Some states like California, Montana, and Oklahoma do not recognize non-compete contracts but many employees are not aware of this or do not have the resources to challenge these companies. Some state attorneys general are now filing lawsuits against companies that abuse these clauses. Negative publicity also helps, as happened with Amazon that was using them against warehouse employees, even temporary ones, that would have prevented them from working anywhere else for 18 months. Amazon stopped doing so because of negative publicity after an article appeared in The Verge about this practice.
Another way to keep wages low is highlighted in the same issue of the magazine by Bryce Covert who writes about how companies are trying to get state legislatures to pass what are known as ‘preemption’ laws that would prevent cities and counties from passing minimum wage laws that are higher than the state minimums, as they have done in several major cities.
Currently, twenty-five states have laws preempting local governments from raising their minimum wages, according to the National Employment Law Project. A number of states also block better workplace benefits and rights.

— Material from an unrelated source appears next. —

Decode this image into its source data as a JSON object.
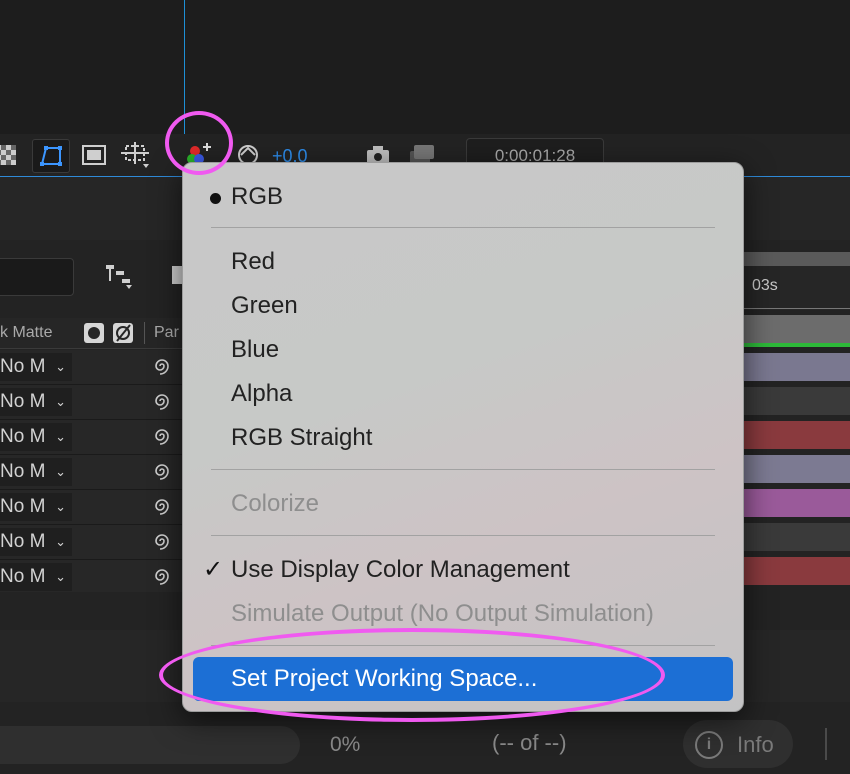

These laws have concrete consequences: In the twelve cities and counties that tried to raise their wages only to have the efforts be stymied by state preemption, the group found some 346,000 workers lost out on an extra $1.5 billion annually—nearly $4,100 per person.
Activists are fighting to repeal such laws and just succeeded in Colorado. They lost in 22 other states but are going to try again this year. This is the kind of issue that Democrats should be fighting hard for. It has real, tangible consequences for people.